GIVEN DATA:

+---+

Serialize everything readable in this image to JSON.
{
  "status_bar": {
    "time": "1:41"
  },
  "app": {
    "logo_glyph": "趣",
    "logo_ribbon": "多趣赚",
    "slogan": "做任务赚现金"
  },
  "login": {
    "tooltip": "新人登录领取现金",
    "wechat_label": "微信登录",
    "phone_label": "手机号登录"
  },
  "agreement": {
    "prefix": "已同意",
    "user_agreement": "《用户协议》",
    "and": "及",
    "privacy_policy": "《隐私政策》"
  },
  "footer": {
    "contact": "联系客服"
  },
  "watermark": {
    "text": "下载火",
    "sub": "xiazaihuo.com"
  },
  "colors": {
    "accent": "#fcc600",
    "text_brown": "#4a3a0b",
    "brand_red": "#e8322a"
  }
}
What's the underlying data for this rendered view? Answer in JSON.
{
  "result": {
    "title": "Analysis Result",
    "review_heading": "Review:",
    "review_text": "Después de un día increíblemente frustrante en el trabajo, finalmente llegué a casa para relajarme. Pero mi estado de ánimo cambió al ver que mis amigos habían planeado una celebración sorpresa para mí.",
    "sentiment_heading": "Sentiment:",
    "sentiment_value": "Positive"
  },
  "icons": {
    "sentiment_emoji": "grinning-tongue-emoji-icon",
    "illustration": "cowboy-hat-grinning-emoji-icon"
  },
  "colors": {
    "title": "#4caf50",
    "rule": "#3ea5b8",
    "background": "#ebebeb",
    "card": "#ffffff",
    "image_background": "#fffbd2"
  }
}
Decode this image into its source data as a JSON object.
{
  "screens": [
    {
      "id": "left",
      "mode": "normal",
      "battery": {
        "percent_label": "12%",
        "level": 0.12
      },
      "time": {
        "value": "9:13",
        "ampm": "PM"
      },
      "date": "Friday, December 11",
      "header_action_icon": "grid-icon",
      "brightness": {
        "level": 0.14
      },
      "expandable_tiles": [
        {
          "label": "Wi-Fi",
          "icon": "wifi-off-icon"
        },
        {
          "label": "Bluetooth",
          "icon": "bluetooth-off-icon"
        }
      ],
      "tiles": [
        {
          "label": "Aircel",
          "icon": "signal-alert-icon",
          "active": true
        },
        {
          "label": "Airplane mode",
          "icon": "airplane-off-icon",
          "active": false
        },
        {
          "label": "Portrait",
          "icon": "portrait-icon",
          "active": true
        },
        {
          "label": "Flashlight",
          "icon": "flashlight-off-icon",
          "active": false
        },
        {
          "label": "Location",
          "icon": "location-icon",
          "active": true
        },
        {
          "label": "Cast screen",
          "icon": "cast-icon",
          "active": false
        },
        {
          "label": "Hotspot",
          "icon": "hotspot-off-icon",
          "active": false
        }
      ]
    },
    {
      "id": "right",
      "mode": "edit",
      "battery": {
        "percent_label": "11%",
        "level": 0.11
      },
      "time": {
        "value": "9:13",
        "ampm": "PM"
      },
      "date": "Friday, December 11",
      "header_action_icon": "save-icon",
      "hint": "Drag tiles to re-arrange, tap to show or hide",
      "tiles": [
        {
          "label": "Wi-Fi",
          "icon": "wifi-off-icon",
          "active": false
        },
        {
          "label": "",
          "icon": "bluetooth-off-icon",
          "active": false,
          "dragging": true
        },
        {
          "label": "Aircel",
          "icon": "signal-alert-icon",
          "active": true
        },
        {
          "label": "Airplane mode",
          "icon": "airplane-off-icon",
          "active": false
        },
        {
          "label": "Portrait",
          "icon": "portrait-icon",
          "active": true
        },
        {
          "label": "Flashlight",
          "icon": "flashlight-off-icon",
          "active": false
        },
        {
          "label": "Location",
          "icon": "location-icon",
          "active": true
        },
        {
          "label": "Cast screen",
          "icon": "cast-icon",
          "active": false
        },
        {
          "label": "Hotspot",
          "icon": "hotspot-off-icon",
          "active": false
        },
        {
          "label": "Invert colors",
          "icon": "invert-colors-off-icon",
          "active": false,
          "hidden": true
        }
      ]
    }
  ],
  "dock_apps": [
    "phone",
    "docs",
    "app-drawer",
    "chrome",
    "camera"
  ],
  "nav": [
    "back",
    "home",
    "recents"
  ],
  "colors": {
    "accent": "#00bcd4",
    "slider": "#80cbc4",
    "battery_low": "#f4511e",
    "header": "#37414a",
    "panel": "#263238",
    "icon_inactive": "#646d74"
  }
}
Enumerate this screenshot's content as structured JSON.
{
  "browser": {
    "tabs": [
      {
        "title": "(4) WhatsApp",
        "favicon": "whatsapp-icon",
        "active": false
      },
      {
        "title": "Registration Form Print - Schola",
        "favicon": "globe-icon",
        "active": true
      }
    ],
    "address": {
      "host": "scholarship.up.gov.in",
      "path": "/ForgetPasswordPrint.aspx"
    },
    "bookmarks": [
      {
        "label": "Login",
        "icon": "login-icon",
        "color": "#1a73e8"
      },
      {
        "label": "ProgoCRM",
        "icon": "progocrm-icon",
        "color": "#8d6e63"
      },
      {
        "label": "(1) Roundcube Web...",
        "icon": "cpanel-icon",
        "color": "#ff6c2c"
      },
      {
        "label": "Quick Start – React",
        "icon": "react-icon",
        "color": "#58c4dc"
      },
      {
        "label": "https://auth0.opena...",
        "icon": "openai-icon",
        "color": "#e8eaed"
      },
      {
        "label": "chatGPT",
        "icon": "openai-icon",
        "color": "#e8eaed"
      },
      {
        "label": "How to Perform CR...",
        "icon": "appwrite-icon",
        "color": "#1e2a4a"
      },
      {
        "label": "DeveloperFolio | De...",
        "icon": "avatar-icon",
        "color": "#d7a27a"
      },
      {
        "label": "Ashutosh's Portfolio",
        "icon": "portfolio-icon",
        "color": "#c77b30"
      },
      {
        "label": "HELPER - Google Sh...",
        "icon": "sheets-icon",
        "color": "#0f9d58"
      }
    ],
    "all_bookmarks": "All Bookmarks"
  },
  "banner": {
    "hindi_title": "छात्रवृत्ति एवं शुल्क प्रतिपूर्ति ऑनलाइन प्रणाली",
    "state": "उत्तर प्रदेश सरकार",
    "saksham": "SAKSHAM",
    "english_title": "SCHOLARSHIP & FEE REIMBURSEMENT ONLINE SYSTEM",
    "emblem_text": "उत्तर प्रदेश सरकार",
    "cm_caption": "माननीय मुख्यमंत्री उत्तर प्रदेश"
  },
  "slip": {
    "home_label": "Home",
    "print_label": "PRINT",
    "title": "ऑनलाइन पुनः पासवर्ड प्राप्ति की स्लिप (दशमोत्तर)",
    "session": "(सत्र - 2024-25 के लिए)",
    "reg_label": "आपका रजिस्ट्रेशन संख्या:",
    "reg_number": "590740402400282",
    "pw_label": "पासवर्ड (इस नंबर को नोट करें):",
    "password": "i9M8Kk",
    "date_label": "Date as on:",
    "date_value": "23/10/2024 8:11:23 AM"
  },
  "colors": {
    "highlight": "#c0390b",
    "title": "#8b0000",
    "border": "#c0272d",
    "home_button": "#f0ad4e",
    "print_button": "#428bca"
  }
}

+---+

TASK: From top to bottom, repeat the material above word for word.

EXERCISE SOLUTION:
Serialize everything readable in this image to JSON.
{
  "status_bar": {
    "time": "1:41"
  },
  "app": {
    "logo_glyph": "趣",
    "logo_ribbon": "多趣赚",
    "slogan": "做任务赚现金"
  },
  "login": {
    "tooltip": "新人登录领取现金",
    "wechat_label": "微信登录",
    "phone_label": "手机号登录"
  },
  "agreement": {
    "prefix": "已同意",
    "user_agreement": "《用户协议》",
    "and": "及",
    "privacy_policy": "《隐私政策》"
  },
  "footer": {
    "contact": "联系客服"
  },
  "watermark": {
    "text": "下载火",
    "sub": "xiazaihuo.com"
  },
  "colors": {
    "accent": "#fcc600",
    "text_brown": "#4a3a0b",
    "brand_red": "#e8322a"
  }
}
What's the underlying data for this rendered view? Answer in JSON.
{
  "result": {
    "title": "Analysis Result",
    "review_heading": "Review:",
    "review_text": "Después de un día increíblemente frustrante en el trabajo, finalmente llegué a casa para relajarme. Pero mi estado de ánimo cambió al ver que mis amigos habían planeado una celebración sorpresa para mí.",
    "sentiment_heading": "Sentiment:",
    "sentiment_value": "Positive"
  },
  "icons": {
    "sentiment_emoji": "grinning-tongue-emoji-icon",
    "illustration": "cowboy-hat-grinning-emoji-icon"
  },
  "colors": {
    "title": "#4caf50",
    "rule": "#3ea5b8",
    "background": "#ebebeb",
    "card": "#ffffff",
    "image_background": "#fffbd2"
  }
}
Decode this image into its source data as a JSON object.
{
  "screens": [
    {
      "id": "left",
      "mode": "normal",
      "battery": {
        "percent_label": "12%",
        "level": 0.12
      },
      "time": {
        "value": "9:13",
        "ampm": "PM"
      },
      "date": "Friday, December 11",
      "header_action_icon": "grid-icon",
      "brightness": {
        "level": 0.14
      },
      "expandable_tiles": [
        {
          "label": "Wi-Fi",
          "icon": "wifi-off-icon"
        },
        {
          "label": "Bluetooth",
          "icon": "bluetooth-off-icon"
        }
      ],
      "tiles": [
        {
          "label": "Aircel",
          "icon": "signal-alert-icon",
          "active": true
        },
        {
          "label": "Airplane mode",
          "icon": "airplane-off-icon",
          "active": false
        },
        {
          "label": "Portrait",
          "icon": "portrait-icon",
          "active": true
        },
        {
          "label": "Flashlight",
          "icon": "flashlight-off-icon",
          "active": false
        },
        {
          "label": "Location",
          "icon": "location-icon",
          "active": true
        },
        {
          "label": "Cast screen",
          "icon": "cast-icon",
          "active": false
        },
        {
          "label": "Hotspot",
          "icon": "hotspot-off-icon",
          "active": false
        }
      ]
    },
    {
      "id": "right",
      "mode": "edit",
      "battery": {
        "percent_label": "11%",
        "level": 0.11
      },
      "time": {
        "value": "9:13",
        "ampm": "PM"
      },
      "date": "Friday, December 11",
      "header_action_icon": "save-icon",
      "hint": "Drag tiles to re-arrange, tap to show or hide",
      "tiles": [
        {
          "label": "Wi-Fi",
          "icon": "wifi-off-icon",
          "active": false
        },
        {
          "label": "",
          "icon": "bluetooth-off-icon",
          "active": false,
          "dragging": true
        },
        {
          "label": "Aircel",
          "icon": "signal-alert-icon",
          "active": true
        },
        {
          "label": "Airplane mode",
          "icon": "airplane-off-icon",
          "active": false
        },
        {
          "label": "Portrait",
          "icon": "portrait-icon",
          "active": true
        },
        {
          "label": "Flashlight",
          "icon": "flashlight-off-icon",
          "active": false
        },
        {
          "label": "Location",
          "icon": "location-icon",
          "active": true
        },
        {
          "label": "Cast screen",
          "icon": "cast-icon",
          "active": false
        },
        {
          "label": "Hotspot",
          "icon": "hotspot-off-icon",
          "active": false
        },
        {
          "label": "Invert colors",
          "icon": "invert-colors-off-icon",
          "active": false,
          "hidden": true
        }
      ]
    }
  ],
  "dock_apps": [
    "phone",
    "docs",
    "app-drawer",
    "chrome",
    "camera"
  ],
  "nav": [
    "back",
    "home",
    "recents"
  ],
  "colors": {
    "accent": "#00bcd4",
    "slider": "#80cbc4",
    "battery_low": "#f4511e",
    "header": "#37414a",
    "panel": "#263238",
    "icon_inactive": "#646d74"
  }
}
Enumerate this screenshot's content as structured JSON.
{
  "browser": {
    "tabs": [
      {
        "title": "(4) WhatsApp",
        "favicon": "whatsapp-icon",
        "active": false
      },
      {
        "title": "Registration Form Print - Schola",
        "favicon": "globe-icon",
        "active": true
      }
    ],
    "address": {
      "host": "scholarship.up.gov.in",
      "path": "/ForgetPasswordPrint.aspx"
    },
    "bookmarks": [
      {
        "label": "Login",
        "icon": "login-icon",
        "color": "#1a73e8"
      },
      {
        "label": "ProgoCRM",
        "icon": "progocrm-icon",
        "color": "#8d6e63"
      },
      {
        "label": "(1) Roundcube Web...",
        "icon": "cpanel-icon",
        "color": "#ff6c2c"
      },
      {
        "label": "Quick Start – React",
        "icon": "react-icon",
        "color": "#58c4dc"
      },
      {
        "label": "https://auth0.opena...",
        "icon": "openai-icon",
        "color": "#e8eaed"
      },
      {
        "label": "chatGPT",
        "icon": "openai-icon",
        "color": "#e8eaed"
      },
      {
        "label": "How to Perform CR...",
        "icon": "appwrite-icon",
        "color": "#1e2a4a"
      },
      {
        "label": "DeveloperFolio | De...",
        "icon": "avatar-icon",
        "color": "#d7a27a"
      },
      {
        "label": "Ashutosh's Portfolio",
        "icon": "portfolio-icon",
        "color": "#c77b30"
      },
      {
        "label": "HELPER - Google Sh...",
        "icon": "sheets-icon",
        "color": "#0f9d58"
      }
    ],
    "all_bookmarks": "All Bookmarks"
  },
  "banner": {
    "hindi_title": "छात्रवृत्ति एवं शुल्क प्रतिपूर्ति ऑनलाइन प्रणाली",
    "state": "उत्तर प्रदेश सरकार",
    "saksham": "SAKSHAM",
    "english_title": "SCHOLARSHIP & FEE REIMBURSEMENT ONLINE SYSTEM",
    "emblem_text": "उत्तर प्रदेश सरकार",
    "cm_caption": "माननीय मुख्यमंत्री उत्तर प्रदेश"
  },
  "slip": {
    "home_label": "Home",
    "print_label": "PRINT",
    "title": "ऑनलाइन पुनः पासवर्ड प्राप्ति की स्लिप (दशमोत्तर)",
    "session": "(सत्र - 2024-25 के लिए)",
    "reg_label": "आपका रजिस्ट्रेशन संख्या:",
    "reg_number": "590740402400282",
    "pw_label": "पासवर्ड (इस नंबर को नोट करें):",
    "password": "i9M8Kk",
    "date_label": "Date as on:",
    "date_value": "23/10/2024 8:11:23 AM"
  },
  "colors": {
    "highlight": "#c0390b",
    "title": "#8b0000",
    "border": "#c0272d",
    "home_button": "#f0ad4e",
    "print_button": "#428bca"
  }
}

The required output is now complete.